Businesses need to take Teams security seriously
Microsoft Teams has been one of the winners of the pandemic, with usage in December 2020 estimated at 115 million daily users, growing from 32 million in early March.
But this success has also made Teams a tempting target for hackers. Cloud security specialist Avanan has released a new report, based on analysis of nearly 200 enterprise customers, looking at the risks of using teams and how to combat them.
Unless you have an E5 license or Microsoft Defender for Office 365, Teams has no default security so anything shared is not scanned. Similarly data loss prevention (DLP) also needs an E5 license.
Malware, impersonation and east-west attacks are the most popular vectors for targeting Teams. Attacks include getting users to share infected GIFs that harvest user credentials, and sending out fake updates.
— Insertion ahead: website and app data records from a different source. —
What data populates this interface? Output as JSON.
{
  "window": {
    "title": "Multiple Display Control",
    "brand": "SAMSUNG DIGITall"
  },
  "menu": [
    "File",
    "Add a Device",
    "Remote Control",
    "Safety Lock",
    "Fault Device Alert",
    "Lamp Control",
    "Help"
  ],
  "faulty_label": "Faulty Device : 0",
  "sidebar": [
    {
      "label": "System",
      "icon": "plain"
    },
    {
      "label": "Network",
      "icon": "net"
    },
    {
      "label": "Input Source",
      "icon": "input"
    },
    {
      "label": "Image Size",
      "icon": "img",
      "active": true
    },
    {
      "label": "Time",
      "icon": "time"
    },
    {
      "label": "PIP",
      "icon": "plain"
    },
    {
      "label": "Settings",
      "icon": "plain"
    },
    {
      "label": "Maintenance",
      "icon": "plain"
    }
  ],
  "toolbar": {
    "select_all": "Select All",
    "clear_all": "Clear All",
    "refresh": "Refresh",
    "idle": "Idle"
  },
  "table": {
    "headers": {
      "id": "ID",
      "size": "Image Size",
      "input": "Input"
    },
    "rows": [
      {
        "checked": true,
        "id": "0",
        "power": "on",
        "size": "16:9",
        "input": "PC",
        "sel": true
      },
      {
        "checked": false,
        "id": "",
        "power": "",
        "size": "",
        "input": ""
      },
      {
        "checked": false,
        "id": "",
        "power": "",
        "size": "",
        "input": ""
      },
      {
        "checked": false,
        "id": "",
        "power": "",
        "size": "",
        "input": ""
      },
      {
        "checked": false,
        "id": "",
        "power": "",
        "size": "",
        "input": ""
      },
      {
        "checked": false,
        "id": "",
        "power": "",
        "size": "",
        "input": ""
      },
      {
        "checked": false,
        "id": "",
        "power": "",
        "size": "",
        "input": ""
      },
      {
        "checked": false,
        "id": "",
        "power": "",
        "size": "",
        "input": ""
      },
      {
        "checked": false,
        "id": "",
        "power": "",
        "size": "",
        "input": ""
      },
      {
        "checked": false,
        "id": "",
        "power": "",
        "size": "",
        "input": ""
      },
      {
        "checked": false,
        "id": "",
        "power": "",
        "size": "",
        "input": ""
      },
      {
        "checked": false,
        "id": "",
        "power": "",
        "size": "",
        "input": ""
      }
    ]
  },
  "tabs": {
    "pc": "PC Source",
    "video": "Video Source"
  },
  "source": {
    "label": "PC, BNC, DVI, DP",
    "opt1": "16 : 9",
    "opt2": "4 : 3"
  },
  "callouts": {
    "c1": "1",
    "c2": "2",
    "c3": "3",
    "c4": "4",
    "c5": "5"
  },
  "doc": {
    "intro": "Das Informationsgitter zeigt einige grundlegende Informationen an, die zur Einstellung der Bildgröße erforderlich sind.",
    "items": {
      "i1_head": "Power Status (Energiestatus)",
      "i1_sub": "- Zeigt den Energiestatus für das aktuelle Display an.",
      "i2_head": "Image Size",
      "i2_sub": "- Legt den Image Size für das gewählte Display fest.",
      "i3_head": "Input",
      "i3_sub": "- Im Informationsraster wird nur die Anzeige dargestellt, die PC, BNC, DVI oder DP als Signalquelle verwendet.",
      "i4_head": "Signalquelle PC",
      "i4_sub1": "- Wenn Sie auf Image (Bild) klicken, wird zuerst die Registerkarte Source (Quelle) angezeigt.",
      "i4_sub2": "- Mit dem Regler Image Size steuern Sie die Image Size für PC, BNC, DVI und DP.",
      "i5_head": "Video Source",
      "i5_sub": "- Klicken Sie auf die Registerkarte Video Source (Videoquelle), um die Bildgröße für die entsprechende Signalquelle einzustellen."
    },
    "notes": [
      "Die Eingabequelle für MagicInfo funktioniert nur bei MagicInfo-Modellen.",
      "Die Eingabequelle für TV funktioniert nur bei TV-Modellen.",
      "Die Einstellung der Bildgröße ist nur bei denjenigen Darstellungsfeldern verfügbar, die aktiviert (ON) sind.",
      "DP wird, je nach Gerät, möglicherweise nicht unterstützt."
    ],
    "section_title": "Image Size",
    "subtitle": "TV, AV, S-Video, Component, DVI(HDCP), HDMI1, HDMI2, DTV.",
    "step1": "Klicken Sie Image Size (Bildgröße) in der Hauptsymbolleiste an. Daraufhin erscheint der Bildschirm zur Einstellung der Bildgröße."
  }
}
Part of the problem is behavior. When companies use Teams they assume it is internal and unmonitored, so users tend to freely share files, data, spreadsheets and sensitive information -- often without thinking. However, often companies invite external organizations and individuals into the environment and it it isn’t always clear when external users are included in a channel.
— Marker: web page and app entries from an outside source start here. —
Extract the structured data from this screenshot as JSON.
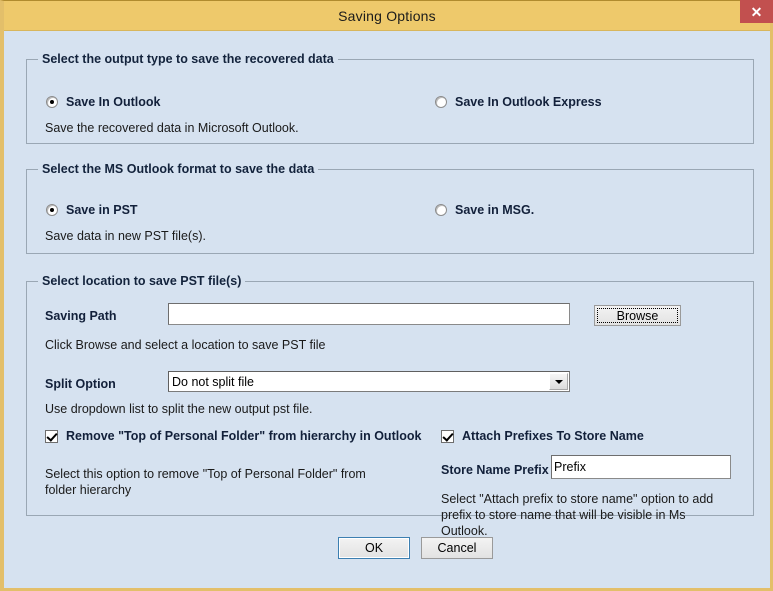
{
  "window": {
    "title": "Saving Options",
    "close_label": "✕",
    "accent_title_bg": "#eec96b",
    "close_bg": "#c2504f",
    "client_bg": "#d6e2f0"
  },
  "group_output_type": {
    "title": "Select the output type to save the recovered data",
    "options": [
      {
        "label": "Save In Outlook",
        "selected": true
      },
      {
        "label": "Save In Outlook Express",
        "selected": false
      }
    ],
    "help": "Save the recovered data in Microsoft Outlook."
  },
  "group_format": {
    "title": "Select the MS Outlook format to save the data",
    "options": [
      {
        "label": "Save in PST",
        "selected": true
      },
      {
        "label": "Save in MSG.",
        "selected": false
      }
    ],
    "help": "Save data in new PST file(s)."
  },
  "group_location": {
    "title": "Select location to save PST file(s)",
    "saving_path_label": "Saving Path",
    "saving_path_value": "",
    "saving_path_placeholder": "",
    "browse_label": "Browse",
    "browse_help": "Click Browse and select a location to save PST file",
    "split_option_label": "Split Option",
    "split_option_value": "Do not split file",
    "split_option_help": "Use dropdown list to split the new output pst file.",
    "remove_top_folder": {
      "label": "Remove \"Top of Personal Folder\" from hierarchy in Outlook",
      "checked": true,
      "help": "Select this option to remove \"Top of Personal Folder\" from folder hierarchy"
    },
    "attach_prefixes": {
      "label": "Attach Prefixes To Store Name",
      "checked": true,
      "help": "Select \"Attach prefix to store name\" option to add prefix to store name that will be visible in Ms Outlook."
    },
    "store_name_prefix_label": "Store Name Prefix",
    "store_name_prefix_value": "Prefix"
  },
  "footer": {
    "ok_label": "OK",
    "cancel_label": "Cancel"
  }
}
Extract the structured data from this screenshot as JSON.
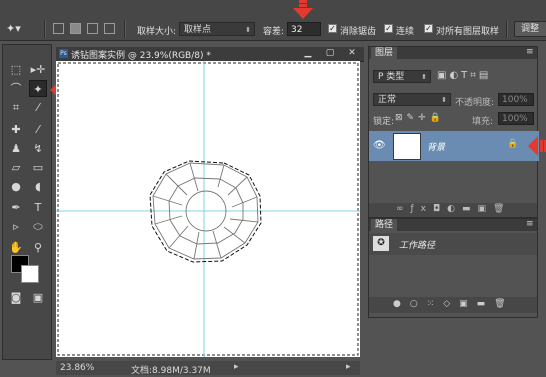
{
  "options": {
    "sample_size_label": "取样大小:",
    "sample_size_value": "取样点",
    "tolerance_label": "容差:",
    "tolerance_value": "32",
    "antialias_label": "消除锯齿",
    "contiguous_label": "连续",
    "all_layers_label": "对所有图层取样",
    "refine_button": "调整"
  },
  "document": {
    "tab_title": "诱钻图案实例 @ 23.9%(RGB/8) *",
    "zoom": "23.86%",
    "doc_size": "文档:8.98M/3.37M"
  },
  "layers_panel": {
    "tab": "图层",
    "filter_label": "P 类型",
    "blend_mode": "正常",
    "opacity_label": "不透明度:",
    "opacity_value": "100%",
    "lock_label": "锁定:",
    "fill_label": "填充:",
    "fill_value": "100%",
    "layer_name": "背景"
  },
  "paths_panel": {
    "tab": "路径",
    "path_name": "工作路径"
  },
  "colors": {
    "accent_arrow": "#e23a2e",
    "selected_layer": "#6a8cb3",
    "guide": "#7fd6e6"
  }
}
As more work shifts to Teams businesses need to take steps to secure it from these threats. The should adopt a whole-of-business security approach, protecting every application where business is conducted, Teams included.
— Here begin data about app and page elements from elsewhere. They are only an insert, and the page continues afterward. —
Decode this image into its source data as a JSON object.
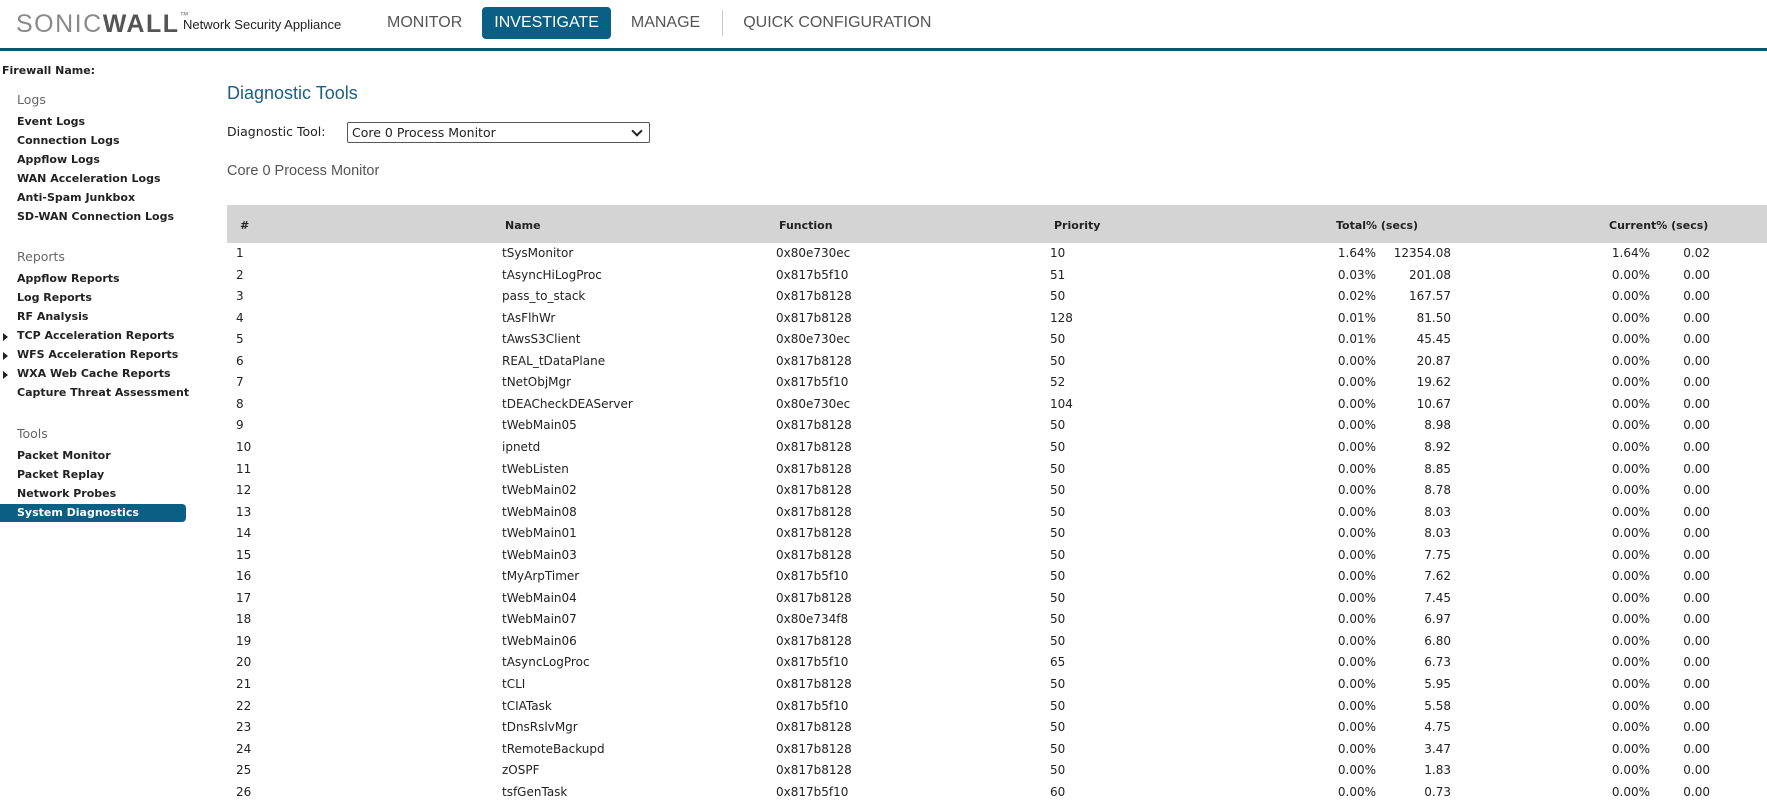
{
  "header": {
    "logo": "SONICWALL",
    "logo_parts": {
      "sonic": "SONIC",
      "wall": "WALL",
      "tm": "™"
    },
    "appliance": "Network Security Appliance",
    "nav": [
      "MONITOR",
      "INVESTIGATE",
      "MANAGE",
      "QUICK CONFIGURATION"
    ],
    "active_nav": "INVESTIGATE"
  },
  "sidebar": {
    "firewall_name_label": "Firewall Name:",
    "logs_heading": "Logs",
    "logs": [
      "Event Logs",
      "Connection Logs",
      "Appflow Logs",
      "WAN Acceleration Logs",
      "Anti-Spam Junkbox",
      "SD-WAN Connection Logs"
    ],
    "reports_heading": "Reports",
    "reports": [
      "Appflow Reports",
      "Log Reports",
      "RF Analysis",
      "TCP Acceleration Reports",
      "WFS Acceleration Reports",
      "WXA Web Cache Reports",
      "Capture Threat Assessment"
    ],
    "tools_heading": "Tools",
    "tools": [
      "Packet Monitor",
      "Packet Replay",
      "Network Probes",
      "System Diagnostics"
    ],
    "active_item": "System Diagnostics"
  },
  "main": {
    "title": "Diagnostic Tools",
    "tool_label": "Diagnostic Tool:",
    "tool_selected": "Core 0 Process Monitor",
    "subtitle": "Core 0 Process Monitor"
  },
  "table": {
    "headers": {
      "num": "#",
      "name": "Name",
      "function": "Function",
      "priority": "Priority",
      "total": "Total%  (secs)",
      "current": "Current%  (secs)"
    },
    "rows": [
      [
        "1",
        "tSysMonitor",
        "0x80e730ec",
        "10",
        "1.64%",
        "12354.08",
        "1.64%",
        "0.02"
      ],
      [
        "2",
        "tAsyncHiLogProc",
        "0x817b5f10",
        "51",
        "0.03%",
        "201.08",
        "0.00%",
        "0.00"
      ],
      [
        "3",
        "pass_to_stack",
        "0x817b8128",
        "50",
        "0.02%",
        "167.57",
        "0.00%",
        "0.00"
      ],
      [
        "4",
        "tAsFlhWr",
        "0x817b8128",
        "128",
        "0.01%",
        "81.50",
        "0.00%",
        "0.00"
      ],
      [
        "5",
        "tAwsS3Client",
        "0x80e730ec",
        "50",
        "0.01%",
        "45.45",
        "0.00%",
        "0.00"
      ],
      [
        "6",
        "REAL_tDataPlane",
        "0x817b8128",
        "50",
        "0.00%",
        "20.87",
        "0.00%",
        "0.00"
      ],
      [
        "7",
        "tNetObjMgr",
        "0x817b5f10",
        "52",
        "0.00%",
        "19.62",
        "0.00%",
        "0.00"
      ],
      [
        "8",
        "tDEACheckDEAServer",
        "0x80e730ec",
        "104",
        "0.00%",
        "10.67",
        "0.00%",
        "0.00"
      ],
      [
        "9",
        "tWebMain05",
        "0x817b8128",
        "50",
        "0.00%",
        "8.98",
        "0.00%",
        "0.00"
      ],
      [
        "10",
        "ipnetd",
        "0x817b8128",
        "50",
        "0.00%",
        "8.92",
        "0.00%",
        "0.00"
      ],
      [
        "11",
        "tWebListen",
        "0x817b8128",
        "50",
        "0.00%",
        "8.85",
        "0.00%",
        "0.00"
      ],
      [
        "12",
        "tWebMain02",
        "0x817b8128",
        "50",
        "0.00%",
        "8.78",
        "0.00%",
        "0.00"
      ],
      [
        "13",
        "tWebMain08",
        "0x817b8128",
        "50",
        "0.00%",
        "8.03",
        "0.00%",
        "0.00"
      ],
      [
        "14",
        "tWebMain01",
        "0x817b8128",
        "50",
        "0.00%",
        "8.03",
        "0.00%",
        "0.00"
      ],
      [
        "15",
        "tWebMain03",
        "0x817b8128",
        "50",
        "0.00%",
        "7.75",
        "0.00%",
        "0.00"
      ],
      [
        "16",
        "tMyArpTimer",
        "0x817b5f10",
        "50",
        "0.00%",
        "7.62",
        "0.00%",
        "0.00"
      ],
      [
        "17",
        "tWebMain04",
        "0x817b8128",
        "50",
        "0.00%",
        "7.45",
        "0.00%",
        "0.00"
      ],
      [
        "18",
        "tWebMain07",
        "0x80e734f8",
        "50",
        "0.00%",
        "6.97",
        "0.00%",
        "0.00"
      ],
      [
        "19",
        "tWebMain06",
        "0x817b8128",
        "50",
        "0.00%",
        "6.80",
        "0.00%",
        "0.00"
      ],
      [
        "20",
        "tAsyncLogProc",
        "0x817b5f10",
        "65",
        "0.00%",
        "6.73",
        "0.00%",
        "0.00"
      ],
      [
        "21",
        "tCLI",
        "0x817b8128",
        "50",
        "0.00%",
        "5.95",
        "0.00%",
        "0.00"
      ],
      [
        "22",
        "tCIATask",
        "0x817b5f10",
        "50",
        "0.00%",
        "5.58",
        "0.00%",
        "0.00"
      ],
      [
        "23",
        "tDnsRslvMgr",
        "0x817b8128",
        "50",
        "0.00%",
        "4.75",
        "0.00%",
        "0.00"
      ],
      [
        "24",
        "tRemoteBackupd",
        "0x817b8128",
        "50",
        "0.00%",
        "3.47",
        "0.00%",
        "0.00"
      ],
      [
        "25",
        "zOSPF",
        "0x817b8128",
        "50",
        "0.00%",
        "1.83",
        "0.00%",
        "0.00"
      ],
      [
        "26",
        "tsfGenTask",
        "0x817b5f10",
        "60",
        "0.00%",
        "0.73",
        "0.00%",
        "0.00"
      ]
    ]
  },
  "colors": {
    "accent": "#0a5f85",
    "header_line": "#0a5273",
    "logo_orange": "#f07d1a",
    "table_header": "#d4d4d4"
  }
}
Avanan CEO Gil Friedrich says, "The success of Microsoft Teams has made it ripe for hackers. Letting it go unsecured would leave an organization open to malware, DLP and insider threats. Within a few weeks after we opened our Teams integration, hundreds of our customers implemented it, so we believe our customers generally understand the threat. If your organization uses Teams and hasn't researched how to secure it, we recommend you start right away."
You can find out more on the Avanan blog.